Now Tesla has another battle on its hands, this time with unhappy shareholders.
They argue that Tesla's board has failed to hold its charismatic but controversial CEO Elon Musk to account about the company's finances and performance, rubber stamping Musk's decisions instead.
Three Tesla directors are up for a vote at next week's annual meeting, and one activist shareholder firm wants to dump all of them. Among them are Kimbal Musk, brother of CEO Elon Musk. That effort is being led by CtW Investment Group, which works with union-sponsored pension funds.
At the same time, the advisory firm Institutional Shareholder Services is calling to defeat the other two directors who aren't named Musk -- James Murdoch, the CEO of 21st Century Fox and son of Rupert Mudoch, and Antonio Gracias, head of Valor Management, an early investor in Tesla.
In a letter CtW filed with the SEC early this month, the company wrote, "We admire Tesla as a successful innovator with an environmental mission; however, its continuing success looks more tenuous than ever. Especially in light of CEO Elon Musk's startling refusal to answer straightforward questions from analysts on a recent investor call, Tesla shareholders need to let the board know that it must raise its game."
Tesla also faces a shareholder resolution calling for the automaker to split jobs of chairman and CEO between different people, rather than allowing Elon Musk to hold both positions.
The shareholder's meeting is set for June 5.
Tesla has been under fire for much of this year.
The automaker has struggled to ramp up production of its new of Model 3 sedans, and that's stoked questions as to whether Tesla could run out of cash later this year. The company's credit rating has been reduced further into junk bond status and its once high-flying stock is down 7% for the year.

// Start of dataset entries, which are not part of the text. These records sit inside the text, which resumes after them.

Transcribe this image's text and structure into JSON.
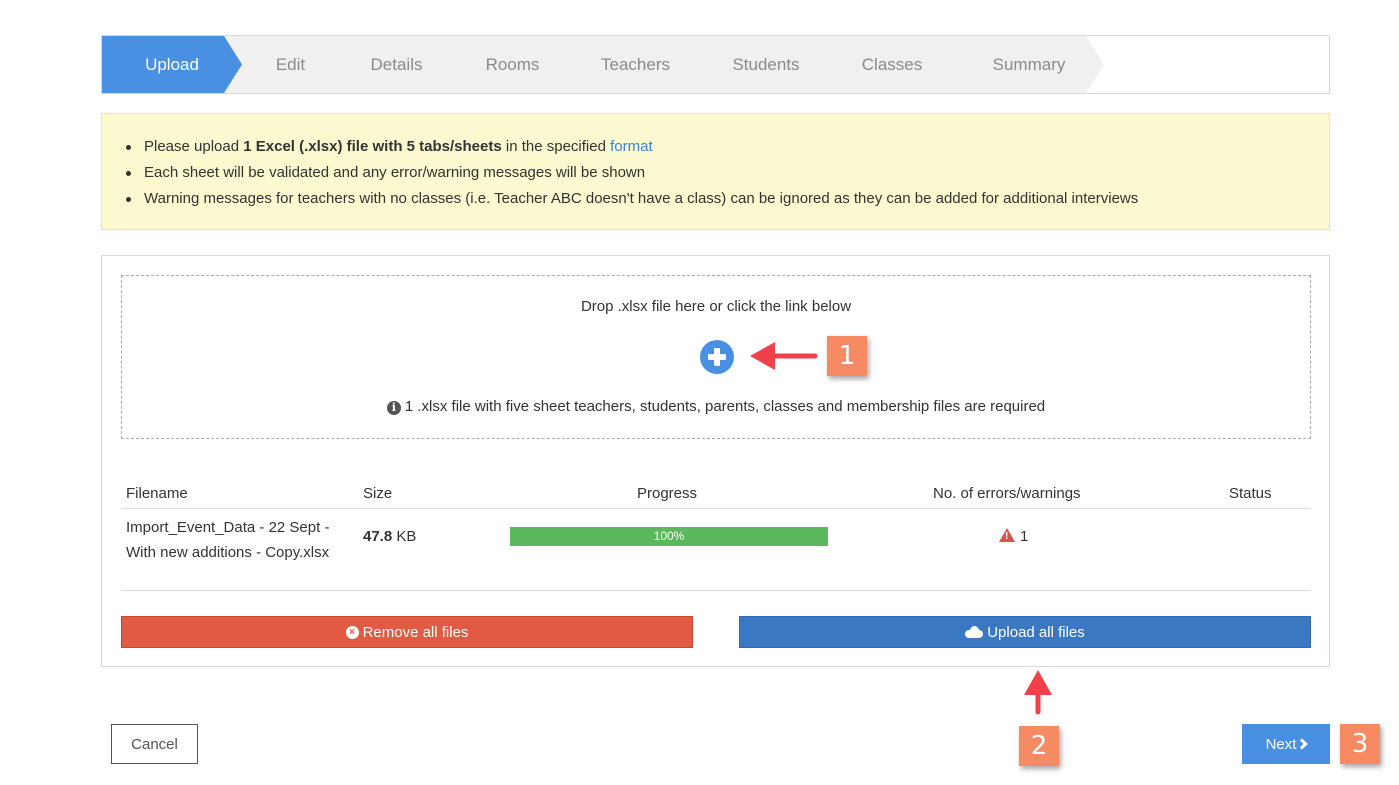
{
  "wizard": {
    "steps": [
      {
        "label": "Upload",
        "active": true
      },
      {
        "label": "Edit"
      },
      {
        "label": "Details"
      },
      {
        "label": "Rooms"
      },
      {
        "label": "Teachers"
      },
      {
        "label": "Students"
      },
      {
        "label": "Classes"
      },
      {
        "label": "Summary"
      }
    ]
  },
  "alert": {
    "line1_pre": "Please upload ",
    "line1_bold": "1 Excel (.xlsx) file with 5 tabs/sheets",
    "line1_mid": " in the specified ",
    "line1_link": "format",
    "line2": "Each sheet will be validated and any error/warning messages will be shown",
    "line3": "Warning messages for teachers with no classes (i.e. Teacher ABC doesn't have a class) can be ignored as they can be added for additional interviews"
  },
  "dropzone": {
    "title": "Drop .xlsx file here or click the link below",
    "note": "1 .xlsx file with five sheet teachers, students, parents, classes and membership files are required",
    "add_icon": "plus-circle-icon"
  },
  "table": {
    "headers": {
      "filename": "Filename",
      "size": "Size",
      "progress": "Progress",
      "errors": "No. of errors/warnings",
      "status": "Status"
    },
    "rows": [
      {
        "filename_line1": "Import_Event_Data - 22 Sept -",
        "filename_line2": "With new additions - Copy.xlsx",
        "size_value": "47.8",
        "size_unit": " KB",
        "progress": "100%",
        "progress_value": 100,
        "warnings": "1",
        "status": ""
      }
    ]
  },
  "buttons": {
    "remove_all": "Remove all files",
    "upload_all": "Upload all files",
    "cancel": "Cancel",
    "next": "Next"
  },
  "callouts": [
    "1",
    "2",
    "3"
  ],
  "colors": {
    "primary": "#4a90e2",
    "danger": "#e05a44",
    "upload": "#3a78c4",
    "success": "#5cb85c",
    "callout": "#f58a63",
    "alert_bg": "#fcf8cf"
  }
}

Still, Musk has dismissed all of these concerns repeatedly, and made a bold promise to turn a profit in both the third and fourth quarter of this year.
Efforts like CtW's campaign virtually always fall short. But Tesla is taking the matter seriously, responding Tuesday evening in its own letter to shareholders defending the board members up for election.
In its letter, CtW argues that Kimbal Musk's "renomination goes to the heart of the problems with Tesla's board: Too many of these directors, including all three of this years' nominees, are incapable or unwilling to contradict Elon Musk's whims."
CtW also objects to Gracias being considered an independent director, given his long-standing business relations with Musk. The letter said Gracias has invested in a number of Musk ventures, including SpaceX, the privately held rocket company that also has Musk as CEO. Gracias is also a director of that company.
Finally, CtW says that Murdoch doesn't have the needed expertise in manufacturing and engineering and has worked almost exclusively for companies in which his father is the controlling shareholder. It points out that Tesla recently added another media executive, Linda Johnson Rice of CEO of Ebony Media and Johnson Publishing, to its board.
"It is not clear why Tesla would need two directors with media but not automotive backgrounds," said CtW.
But Tesla is defending all three directors, noting that Murdoch is an experienced CEO who has scaled and run large successful global companies. It also says that Gracias is an experienced operator who has run factories and an auto parts company and is advising on ramping up Model 3 production.
And the automaker argues that Kimbal Musk has been a successful entrepreneur and technology investor.